Elves at work
The Obama administration is spinning miles of red tape before it leaves town
The bowels of the federal bureaucracy aren’t exactly Santa’s workshop, but legions of Barack Obama’s elves are working 24/7 to leave behind large lumps of coal in the Christmas stocking of Donald Trump. Which is odd, because the president’s loathing of all things anthracite and bituminous is well known.
These metaphorical lumps are the rules and regulations, some barely coherent, being shoveled out the doors of the Interior, Energy and Education departments and the Environmental Protection Agency in the last gasps of a presidency that has never seen a spool of regulatory red tape it didn’t like.
In the fortnight following the Nov. 8 election, the administration finished reviews of nine “economically significant” rules, compared to eight during all of September, according to Bloomberg BusinessWeek. “Economically significant” is how the administration refers to the cost to the economy – more than $100 million a year. Often, a lot more.

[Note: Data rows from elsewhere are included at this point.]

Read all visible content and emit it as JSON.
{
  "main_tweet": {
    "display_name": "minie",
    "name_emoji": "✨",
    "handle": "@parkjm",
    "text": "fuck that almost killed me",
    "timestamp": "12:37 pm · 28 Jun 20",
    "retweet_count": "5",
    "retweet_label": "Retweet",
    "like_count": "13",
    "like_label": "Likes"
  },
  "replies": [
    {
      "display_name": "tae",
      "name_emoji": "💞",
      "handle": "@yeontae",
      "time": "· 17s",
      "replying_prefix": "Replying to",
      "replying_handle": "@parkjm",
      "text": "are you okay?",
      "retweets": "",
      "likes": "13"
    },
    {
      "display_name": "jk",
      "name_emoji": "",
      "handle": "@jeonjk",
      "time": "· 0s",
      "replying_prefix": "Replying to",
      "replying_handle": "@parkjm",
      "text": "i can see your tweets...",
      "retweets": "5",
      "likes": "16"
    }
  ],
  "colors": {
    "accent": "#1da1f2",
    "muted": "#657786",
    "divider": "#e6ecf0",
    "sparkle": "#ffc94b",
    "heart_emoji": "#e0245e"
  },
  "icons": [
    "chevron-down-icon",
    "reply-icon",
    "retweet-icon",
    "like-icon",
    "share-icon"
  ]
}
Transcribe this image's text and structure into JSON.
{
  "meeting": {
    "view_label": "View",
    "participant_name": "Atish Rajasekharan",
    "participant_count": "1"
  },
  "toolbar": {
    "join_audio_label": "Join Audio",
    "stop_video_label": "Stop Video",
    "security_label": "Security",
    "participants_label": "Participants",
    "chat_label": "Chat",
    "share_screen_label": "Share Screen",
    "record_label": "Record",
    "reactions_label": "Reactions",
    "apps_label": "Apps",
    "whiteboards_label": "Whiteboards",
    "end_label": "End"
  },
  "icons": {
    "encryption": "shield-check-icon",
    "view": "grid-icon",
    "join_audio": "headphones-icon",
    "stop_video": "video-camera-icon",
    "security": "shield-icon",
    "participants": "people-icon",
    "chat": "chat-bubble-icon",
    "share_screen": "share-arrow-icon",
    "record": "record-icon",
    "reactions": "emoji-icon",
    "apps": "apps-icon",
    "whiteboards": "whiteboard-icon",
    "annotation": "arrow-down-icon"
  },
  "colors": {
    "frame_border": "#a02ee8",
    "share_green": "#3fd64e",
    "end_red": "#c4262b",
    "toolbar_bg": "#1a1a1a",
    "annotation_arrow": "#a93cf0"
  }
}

In the regulatory pipeline is an Interior Department rule cracking down on methane emissions from oil wells, as well as EPA limits on the use of hydrofluorocarbons, quotas for raising the use of biofuels in gasoline and cutting carbon pollution from the nation’s coal utilities. “We’re running — not walking — to the finish line of President Obama’s presidency,” EPA chief Gina McCarthy wrote in a post-election email to staffers. “I’m looking forward to all the progress that still lies ahead.”
Still lying ahead are a dozen or so energy-efficiency decrees from the Energy Department that would affect furnaces, commercial boilers and portable air conditioners. Other looming midnight regulations and executive actions include schemes to seize for federal control more land in the West, the strengthening of standards to curb falls in the workplace, for evaluating schools under the federal education law that replaced No Child Left Behind, helping high-skilled immigrants get green cards more easily, and cancelling bonuses to certain Wall Street executives.
The slurry of midnight regulations will add billions of dollars of compliance costs, which will be passed onto consumers in higher prices for energy and everything else affected by the higher cost of energy. This raises the inevitable question, why has the administration waited until now? Why weren’t the new regulations promulgated months or even years ago? The sudden burst of bureaucratic energy is meant to make it more difficult for Donald Trump to drain the Washington swamp, the natural habitat of fungus and bureaucrats. Obama administration officials calculate that more rules and regulations will force the Trump White House to decide which promises are worth keeping and which are not.
Mr. Trump and the 115th Congress, controlled by Republicans, could start by making maximum use of the Congressional Review Act. The 1996 law, designed expressly to deter this very 11th-hour rule-making, enables Congress to cancel by resolution regulations entered into the Federal Register in the final 60 days of a legislative session.
The Regulations in Need of Scrutiny Act, introduced in the House in January 2015 by Rep. Todd Young, Indiana Republican, with 171 co-sponsors, would further require that every “economically significant” rule or regulation get an upor-down vote from Congress before it can take effect. The act passed the House, but the companion Senate bill, introduced by Sen. Rand Paul, Kentucky Republican, and 36 co-sponsors, has languished. Enactment of such scrutiny would be a good project for Todd Young, now a senator-elect. Eliminating an excess of bureaucracy, like eliminating fungus, is a job never finished.